Hawke’s Bay Regional Council is urging landowners to protect their farms by looking out for Chilean Needle Grass and reporting any sightings to the Regional Council.
Regional Council Team Lead Biosecurity Matt Short says now is the time Chilean Needle Grass is most visible with the large, purple flowers blooming in November and December.
“November and December are the months when you’re most likely to spot this plant among the rest. The flowerheads are large, drooping, and purple so can make it easy to recognise when surveying paddocks. But as we head into the height of summer, the plant turns a straw colour so can make identifying Chilean Needle Grass difficult.”

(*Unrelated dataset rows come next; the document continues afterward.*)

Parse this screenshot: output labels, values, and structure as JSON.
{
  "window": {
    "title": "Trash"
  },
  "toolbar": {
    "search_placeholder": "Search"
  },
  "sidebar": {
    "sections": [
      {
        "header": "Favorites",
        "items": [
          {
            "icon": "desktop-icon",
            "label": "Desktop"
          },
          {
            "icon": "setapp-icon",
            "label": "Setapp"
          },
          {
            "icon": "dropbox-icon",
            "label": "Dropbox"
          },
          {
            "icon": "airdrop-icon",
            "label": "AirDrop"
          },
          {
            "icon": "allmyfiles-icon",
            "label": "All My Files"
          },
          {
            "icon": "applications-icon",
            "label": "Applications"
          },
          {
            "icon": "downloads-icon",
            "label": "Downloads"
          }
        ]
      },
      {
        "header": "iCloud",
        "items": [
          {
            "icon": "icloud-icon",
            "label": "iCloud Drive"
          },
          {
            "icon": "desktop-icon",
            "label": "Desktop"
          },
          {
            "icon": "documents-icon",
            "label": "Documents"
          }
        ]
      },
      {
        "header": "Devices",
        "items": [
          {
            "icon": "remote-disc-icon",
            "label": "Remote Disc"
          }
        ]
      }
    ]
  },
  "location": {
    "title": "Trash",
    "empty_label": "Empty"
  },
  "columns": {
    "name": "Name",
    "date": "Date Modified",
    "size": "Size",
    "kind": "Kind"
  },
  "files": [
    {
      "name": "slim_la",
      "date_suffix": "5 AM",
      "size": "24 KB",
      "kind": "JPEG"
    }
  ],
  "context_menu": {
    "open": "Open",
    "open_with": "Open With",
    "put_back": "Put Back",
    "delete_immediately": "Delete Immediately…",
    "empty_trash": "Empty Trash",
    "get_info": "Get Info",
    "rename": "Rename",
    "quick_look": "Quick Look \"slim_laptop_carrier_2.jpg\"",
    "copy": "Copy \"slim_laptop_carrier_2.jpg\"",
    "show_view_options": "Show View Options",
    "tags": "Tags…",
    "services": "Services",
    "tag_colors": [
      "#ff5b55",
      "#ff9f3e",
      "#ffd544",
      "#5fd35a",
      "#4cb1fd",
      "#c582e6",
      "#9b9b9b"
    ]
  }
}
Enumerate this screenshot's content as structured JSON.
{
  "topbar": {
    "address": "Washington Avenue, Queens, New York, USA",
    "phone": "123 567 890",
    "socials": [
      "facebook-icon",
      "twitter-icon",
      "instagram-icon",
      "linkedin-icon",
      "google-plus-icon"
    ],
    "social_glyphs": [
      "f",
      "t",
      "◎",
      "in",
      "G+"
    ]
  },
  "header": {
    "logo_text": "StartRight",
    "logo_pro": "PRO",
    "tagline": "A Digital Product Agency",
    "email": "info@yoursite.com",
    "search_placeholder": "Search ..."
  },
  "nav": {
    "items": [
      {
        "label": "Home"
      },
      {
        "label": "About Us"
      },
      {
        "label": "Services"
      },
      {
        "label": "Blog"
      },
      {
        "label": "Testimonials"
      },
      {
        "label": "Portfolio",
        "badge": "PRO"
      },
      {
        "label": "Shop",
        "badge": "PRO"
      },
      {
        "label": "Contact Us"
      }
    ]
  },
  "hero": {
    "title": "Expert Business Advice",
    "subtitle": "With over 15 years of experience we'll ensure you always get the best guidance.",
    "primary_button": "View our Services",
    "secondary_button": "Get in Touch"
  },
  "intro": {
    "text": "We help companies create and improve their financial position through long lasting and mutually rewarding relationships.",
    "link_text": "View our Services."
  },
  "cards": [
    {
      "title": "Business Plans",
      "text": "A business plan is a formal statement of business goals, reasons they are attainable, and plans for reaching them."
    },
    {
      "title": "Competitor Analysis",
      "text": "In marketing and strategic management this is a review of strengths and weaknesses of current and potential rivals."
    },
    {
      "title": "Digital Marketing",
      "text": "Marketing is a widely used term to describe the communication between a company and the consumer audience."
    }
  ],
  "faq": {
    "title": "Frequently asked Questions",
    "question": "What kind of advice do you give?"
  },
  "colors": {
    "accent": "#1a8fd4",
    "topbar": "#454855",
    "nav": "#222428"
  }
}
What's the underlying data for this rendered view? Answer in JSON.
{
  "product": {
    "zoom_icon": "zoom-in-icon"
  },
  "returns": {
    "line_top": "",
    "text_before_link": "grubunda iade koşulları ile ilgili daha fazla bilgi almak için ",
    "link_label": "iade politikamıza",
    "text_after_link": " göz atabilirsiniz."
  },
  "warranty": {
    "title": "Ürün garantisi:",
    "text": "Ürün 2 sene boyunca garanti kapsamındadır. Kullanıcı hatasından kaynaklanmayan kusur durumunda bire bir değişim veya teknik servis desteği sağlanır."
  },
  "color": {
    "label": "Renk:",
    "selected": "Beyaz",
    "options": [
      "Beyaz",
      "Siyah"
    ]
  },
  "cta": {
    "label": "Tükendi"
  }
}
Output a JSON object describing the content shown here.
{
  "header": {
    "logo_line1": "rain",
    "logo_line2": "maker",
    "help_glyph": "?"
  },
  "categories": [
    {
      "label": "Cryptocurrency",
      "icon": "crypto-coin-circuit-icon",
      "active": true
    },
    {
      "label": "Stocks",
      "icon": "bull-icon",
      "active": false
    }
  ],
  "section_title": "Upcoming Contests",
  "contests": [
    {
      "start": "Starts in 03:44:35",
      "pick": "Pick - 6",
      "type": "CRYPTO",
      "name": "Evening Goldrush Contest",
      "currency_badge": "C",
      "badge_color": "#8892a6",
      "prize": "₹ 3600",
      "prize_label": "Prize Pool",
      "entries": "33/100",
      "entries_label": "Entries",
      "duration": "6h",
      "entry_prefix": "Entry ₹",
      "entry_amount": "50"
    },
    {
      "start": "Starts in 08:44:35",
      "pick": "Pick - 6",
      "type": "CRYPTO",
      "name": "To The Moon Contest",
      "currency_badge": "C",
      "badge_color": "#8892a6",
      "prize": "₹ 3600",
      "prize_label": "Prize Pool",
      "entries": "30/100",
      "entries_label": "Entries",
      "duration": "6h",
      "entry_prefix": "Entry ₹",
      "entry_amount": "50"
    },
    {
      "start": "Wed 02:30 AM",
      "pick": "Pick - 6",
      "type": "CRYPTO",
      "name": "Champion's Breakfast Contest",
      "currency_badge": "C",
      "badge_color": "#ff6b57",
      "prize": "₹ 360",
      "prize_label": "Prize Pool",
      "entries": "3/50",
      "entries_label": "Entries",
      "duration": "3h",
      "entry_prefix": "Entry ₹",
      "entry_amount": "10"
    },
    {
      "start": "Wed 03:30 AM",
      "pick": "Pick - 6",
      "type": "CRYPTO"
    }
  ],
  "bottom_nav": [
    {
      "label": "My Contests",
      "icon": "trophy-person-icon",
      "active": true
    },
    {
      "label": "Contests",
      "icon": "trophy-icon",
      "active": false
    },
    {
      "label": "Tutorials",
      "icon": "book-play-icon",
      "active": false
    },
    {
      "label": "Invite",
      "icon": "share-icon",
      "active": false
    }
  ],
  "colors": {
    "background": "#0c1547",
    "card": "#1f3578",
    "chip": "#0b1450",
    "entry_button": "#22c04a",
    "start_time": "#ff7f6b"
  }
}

“Chilean Needle Grass is a nasty pest plant. Once it gets onto land, it moves fast and thrives in dry, hard, hill country areas. The grass is detrimental to productive grassland as it out-competes desirable pastures.”
“We’re encouraging farmers to keep an eye out for Chilean Needle Grass on their land in the coming weeks and to report any sightings immediately to the Regional Council. Our pest plant team can follow up with a visit to the property and advise on a plan with appropriate control methods.
“It’s important we get on top of any new populations early so it’s easier to manage the potential long-term spread of this invasive pest.”
Mr Short says Chilean Needle Grass can also create a raft of agricultural and economic issues for the farming community.
“We know the effect this plant can have on livestock, dogs, and horses. The seeds are sharp and can create wounds when they enter hides, wool, and skins. The seeds can get into the eyes of farm animals and cause blindness. We take biosecurity seriously and have a programme in place to help manage the impacts of Chilean Needle Grass across the region.”
To report a sighting, head to hbrc.govt.nz and search #pesthub, or contact the Regional Council pest plant team on 06 835 9200.